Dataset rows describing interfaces

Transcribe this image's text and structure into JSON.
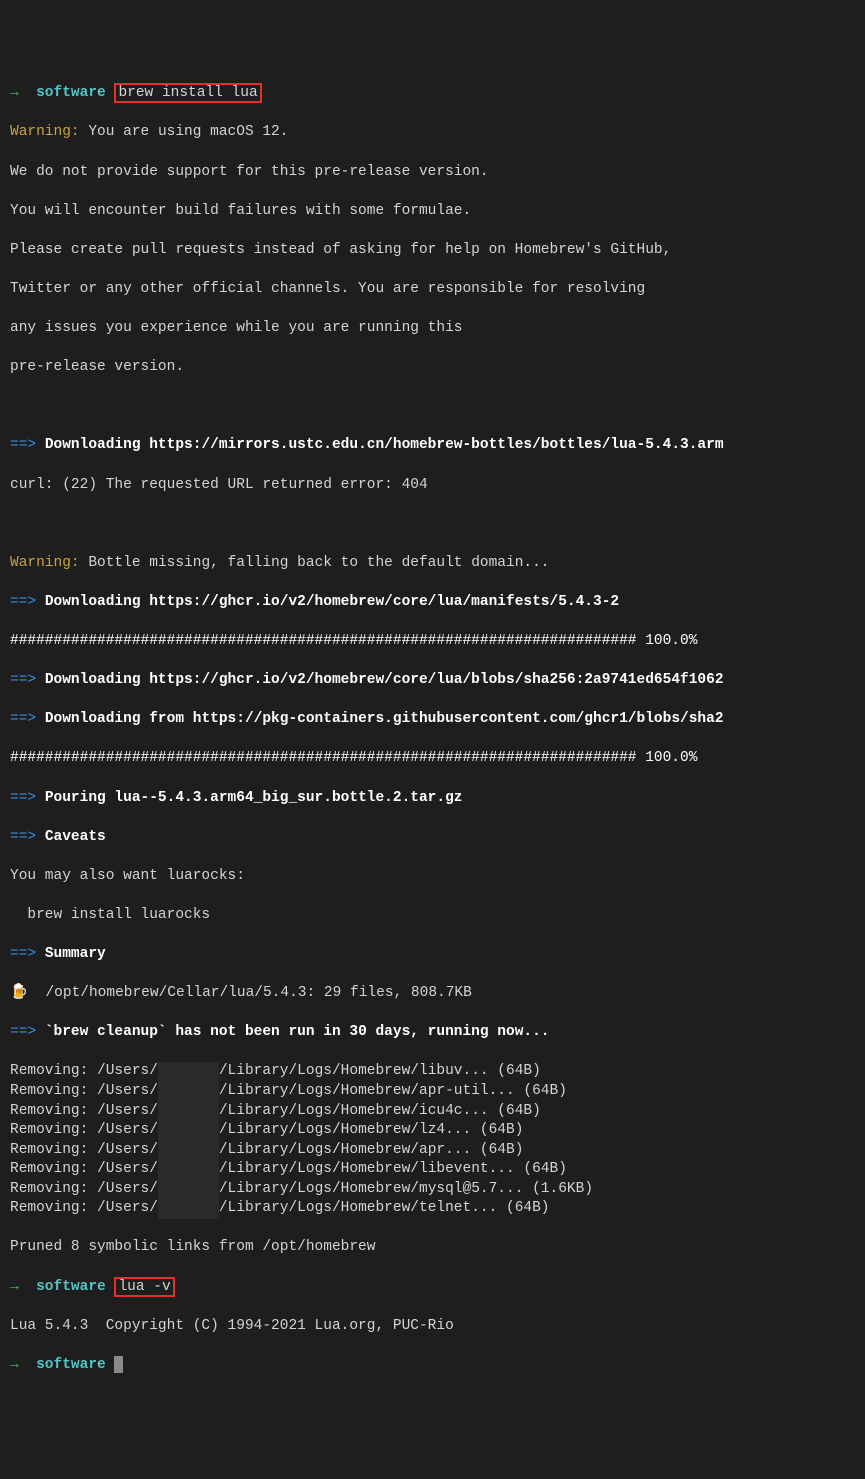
{
  "prompt1": {
    "arrow": "→",
    "host": "software",
    "command": "brew install lua"
  },
  "warning1": {
    "label": "Warning:",
    "text": " You are using macOS 12."
  },
  "preRelease": [
    "We do not provide support for this pre-release version.",
    "You will encounter build failures with some formulae.",
    "Please create pull requests instead of asking for help on Homebrew's GitHub,",
    "Twitter or any other official channels. You are responsible for resolving",
    "any issues you experience while you are running this",
    "pre-release version."
  ],
  "download1": {
    "arrow": "==>",
    "text": "Downloading https://mirrors.ustc.edu.cn/homebrew-bottles/bottles/lua-5.4.3.arm"
  },
  "curlError": "curl: (22) The requested URL returned error: 404",
  "warning2": {
    "label": "Warning:",
    "text": " Bottle missing, falling back to the default domain..."
  },
  "download2": {
    "arrow": "==>",
    "text": "Downloading https://ghcr.io/v2/homebrew/core/lua/manifests/5.4.3-2"
  },
  "progress1": "######################################################################## 100.0%",
  "download3": {
    "arrow": "==>",
    "text": "Downloading https://ghcr.io/v2/homebrew/core/lua/blobs/sha256:2a9741ed654f1062"
  },
  "download4": {
    "arrow": "==>",
    "text": "Downloading from https://pkg-containers.githubusercontent.com/ghcr1/blobs/sha2"
  },
  "progress2": "######################################################################## 100.0%",
  "pouring": {
    "arrow": "==>",
    "text": "Pouring lua--5.4.3.arm64_big_sur.bottle.2.tar.gz"
  },
  "caveats": {
    "arrow": "==>",
    "text": "Caveats"
  },
  "caveatsBody": [
    "You may also want luarocks:",
    "  brew install luarocks"
  ],
  "summary": {
    "arrow": "==>",
    "text": "Summary"
  },
  "summaryIcon": "🍺",
  "summaryPath": "/opt/homebrew/Cellar/lua/5.4.3: 29 files, 808.7KB",
  "cleanup": {
    "arrow": "==>",
    "text": "`brew cleanup` has not been run in 30 days, running now..."
  },
  "removing": [
    {
      "prefix": "Removing: /Users/",
      "redacted": "       ",
      "suffix": "/Library/Logs/Homebrew/libuv... (64B)"
    },
    {
      "prefix": "Removing: /Users/",
      "redacted": "       ",
      "suffix": "/Library/Logs/Homebrew/apr-util... (64B)"
    },
    {
      "prefix": "Removing: /Users/",
      "redacted": "       ",
      "suffix": "/Library/Logs/Homebrew/icu4c... (64B)"
    },
    {
      "prefix": "Removing: /Users/",
      "redacted": "       ",
      "suffix": "/Library/Logs/Homebrew/lz4... (64B)"
    },
    {
      "prefix": "Removing: /Users/",
      "redacted": "       ",
      "suffix": "/Library/Logs/Homebrew/apr... (64B)"
    },
    {
      "prefix": "Removing: /Users/",
      "redacted": "       ",
      "suffix": "/Library/Logs/Homebrew/libevent... (64B)"
    },
    {
      "prefix": "Removing: /Users/",
      "redacted": "       ",
      "suffix": "/Library/Logs/Homebrew/mysql@5.7... (1.6KB)"
    },
    {
      "prefix": "Removing: /Users/",
      "redacted": "       ",
      "suffix": "/Library/Logs/Homebrew/telnet... (64B)"
    }
  ],
  "pruned": "Pruned 8 symbolic links from /opt/homebrew",
  "prompt2": {
    "arrow": "→",
    "host": "software",
    "command": "lua -v"
  },
  "luaVersion": "Lua 5.4.3  Copyright (C) 1994-2021 Lua.org, PUC-Rio",
  "prompt3": {
    "arrow": "→",
    "host": "software"
  }
}
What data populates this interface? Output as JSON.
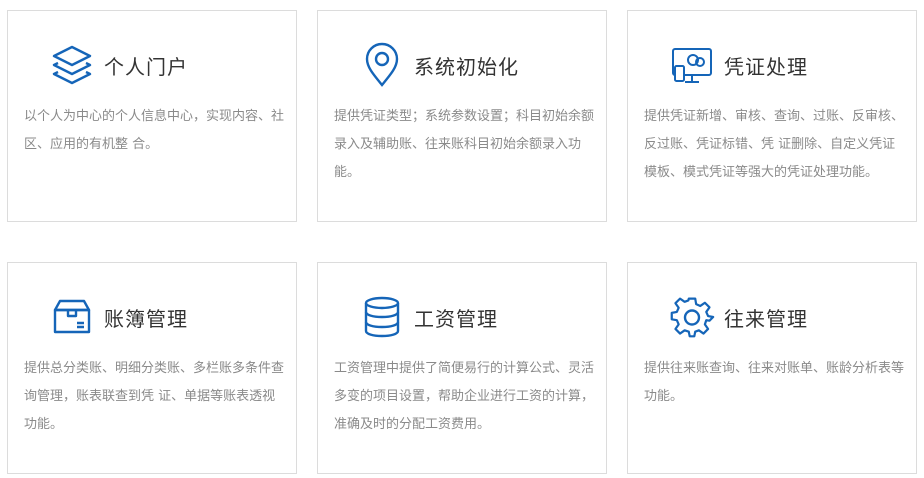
{
  "accent_color": "#1565b8",
  "cards": [
    {
      "icon": "layers-icon",
      "title": "个人门户",
      "description": "以个人为中心的个人信息中心，实现内容、社区、应用的有机整 合。"
    },
    {
      "icon": "location-pin-icon",
      "title": "系统初始化",
      "description": "提供凭证类型；系统参数设置；科目初始余额录入及辅助账、往来账科目初始余额录入功能。"
    },
    {
      "icon": "monitor-chat-icon",
      "title": "凭证处理",
      "description": "提供凭证新增、审核、查询、过账、反审核、反过账、凭证标错、凭 证删除、自定义凭证模板、模式凭证等强大的凭证处理功能。"
    },
    {
      "icon": "package-box-icon",
      "title": "账簿管理",
      "description": "提供总分类账、明细分类账、多栏账多条件查询管理，账表联查到凭 证、单据等账表透视功能。"
    },
    {
      "icon": "database-icon",
      "title": "工资管理",
      "description": "工资管理中提供了简便易行的计算公式、灵活多变的项目设置，帮助企业进行工资的计算，准确及时的分配工资费用。"
    },
    {
      "icon": "gear-icon",
      "title": "往来管理",
      "description": "提供往来账查询、往来对账单、账龄分析表等功能。"
    }
  ]
}
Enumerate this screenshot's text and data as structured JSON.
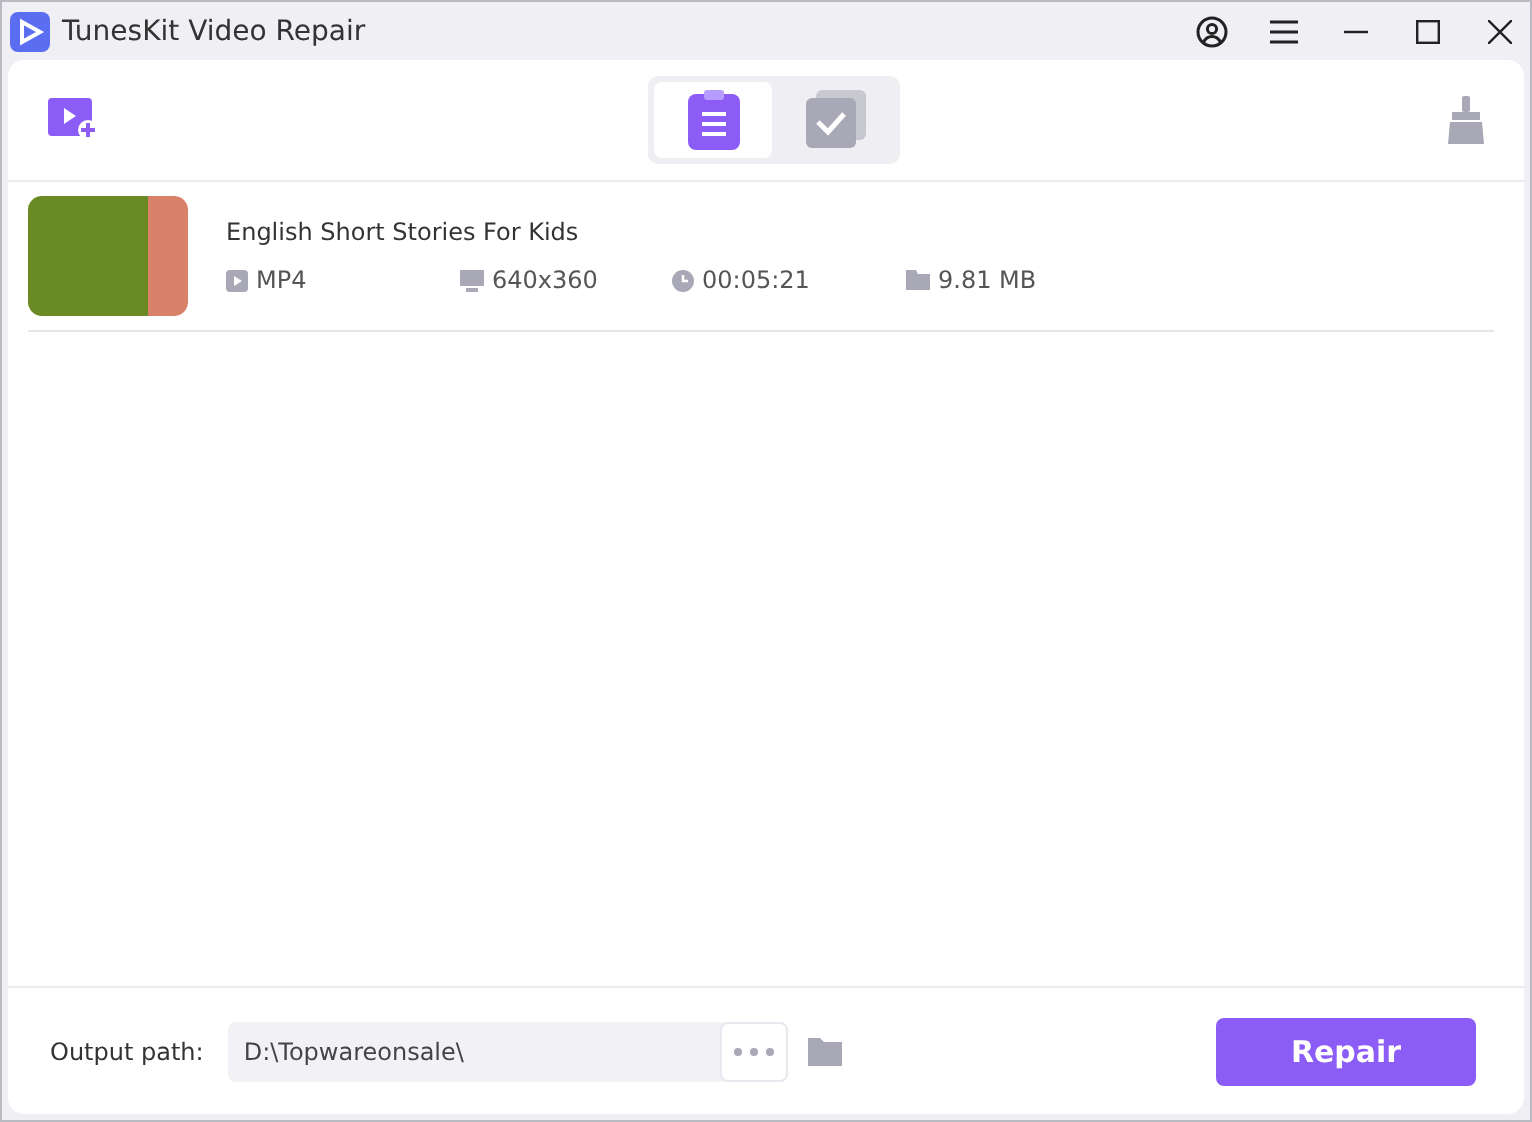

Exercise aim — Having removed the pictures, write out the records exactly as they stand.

Solved exercise —
Transcribe this image's text and structure into JSON.
{
  "prompt1": {
    "arrow": "→",
    "host": "software",
    "command": "brew install lua"
  },
  "warning1": {
    "label": "Warning:",
    "text": " You are using macOS 12."
  },
  "preRelease": [
    "We do not provide support for this pre-release version.",
    "You will encounter build failures with some formulae.",
    "Please create pull requests instead of asking for help on Homebrew's GitHub,",
    "Twitter or any other official channels. You are responsible for resolving",
    "any issues you experience while you are running this",
    "pre-release version."
  ],
  "download1": {
    "arrow": "==>",
    "text": "Downloading https://mirrors.ustc.edu.cn/homebrew-bottles/bottles/lua-5.4.3.arm"
  },
  "curlError": "curl: (22) The requested URL returned error: 404",
  "warning2": {
    "label": "Warning:",
    "text": " Bottle missing, falling back to the default domain..."
  },
  "download2": {
    "arrow": "==>",
    "text": "Downloading https://ghcr.io/v2/homebrew/core/lua/manifests/5.4.3-2"
  },
  "progress1": "######################################################################## 100.0%",
  "download3": {
    "arrow": "==>",
    "text": "Downloading https://ghcr.io/v2/homebrew/core/lua/blobs/sha256:2a9741ed654f1062"
  },
  "download4": {
    "arrow": "==>",
    "text": "Downloading from https://pkg-containers.githubusercontent.com/ghcr1/blobs/sha2"
  },
  "progress2": "######################################################################## 100.0%",
  "pouring": {
    "arrow": "==>",
    "text": "Pouring lua--5.4.3.arm64_big_sur.bottle.2.tar.gz"
  },
  "caveats": {
    "arrow": "==>",
    "text": "Caveats"
  },
  "caveatsBody": [
    "You may also want luarocks:",
    "  brew install luarocks"
  ],
  "summary": {
    "arrow": "==>",
    "text": "Summary"
  },
  "summaryIcon": "🍺",
  "summaryPath": "/opt/homebrew/Cellar/lua/5.4.3: 29 files, 808.7KB",
  "cleanup": {
    "arrow": "==>",
    "text": "`brew cleanup` has not been run in 30 days, running now..."
  },
  "removing": [
    {
      "prefix": "Removing: /Users/",
      "redacted": "       ",
      "suffix": "/Library/Logs/Homebrew/libuv... (64B)"
    },
    {
      "prefix": "Removing: /Users/",
      "redacted": "       ",
      "suffix": "/Library/Logs/Homebrew/apr-util... (64B)"
    },
    {
      "prefix": "Removing: /Users/",
      "redacted": "       ",
      "suffix": "/Library/Logs/Homebrew/icu4c... (64B)"
    },
    {
      "prefix": "Removing: /Users/",
      "redacted": "       ",
      "suffix": "/Library/Logs/Homebrew/lz4... (64B)"
    },
    {
      "prefix": "Removing: /Users/",
      "redacted": "       ",
      "suffix": "/Library/Logs/Homebrew/apr... (64B)"
    },
    {
      "prefix": "Removing: /Users/",
      "redacted": "       ",
      "suffix": "/Library/Logs/Homebrew/libevent... (64B)"
    },
    {
      "prefix": "Removing: /Users/",
      "redacted": "       ",
      "suffix": "/Library/Logs/Homebrew/mysql@5.7... (1.6KB)"
    },
    {
      "prefix": "Removing: /Users/",
      "redacted": "       ",
      "suffix": "/Library/Logs/Homebrew/telnet... (64B)"
    }
  ],
  "pruned": "Pruned 8 symbolic links from /opt/homebrew",
  "prompt2": {
    "arrow": "→",
    "host": "software",
    "command": "lua -v"
  },
  "luaVersion": "Lua 5.4.3  Copyright (C) 1994-2021 Lua.org, PUC-Rio",
  "prompt3": {
    "arrow": "→",
    "host": "software"
  }
}
What data populates this interface? Output as JSON.
{
  "accent_color": "#1565b8",
  "cards": [
    {
      "icon": "layers-icon",
      "title": "个人门户",
      "description": "以个人为中心的个人信息中心，实现内容、社区、应用的有机整 合。"
    },
    {
      "icon": "location-pin-icon",
      "title": "系统初始化",
      "description": "提供凭证类型；系统参数设置；科目初始余额录入及辅助账、往来账科目初始余额录入功能。"
    },
    {
      "icon": "monitor-chat-icon",
      "title": "凭证处理",
      "description": "提供凭证新增、审核、查询、过账、反审核、反过账、凭证标错、凭 证删除、自定义凭证模板、模式凭证等强大的凭证处理功能。"
    },
    {
      "icon": "package-box-icon",
      "title": "账簿管理",
      "description": "提供总分类账、明细分类账、多栏账多条件查询管理，账表联查到凭 证、单据等账表透视功能。"
    },
    {
      "icon": "database-icon",
      "title": "工资管理",
      "description": "工资管理中提供了简便易行的计算公式、灵活多变的项目设置，帮助企业进行工资的计算，准确及时的分配工资费用。"
    },
    {
      "icon": "gear-icon",
      "title": "往来管理",
      "description": "提供往来账查询、往来对账单、账龄分析表等功能。"
    }
  ]
}
Enumerate this screenshot's text and data as structured JSON.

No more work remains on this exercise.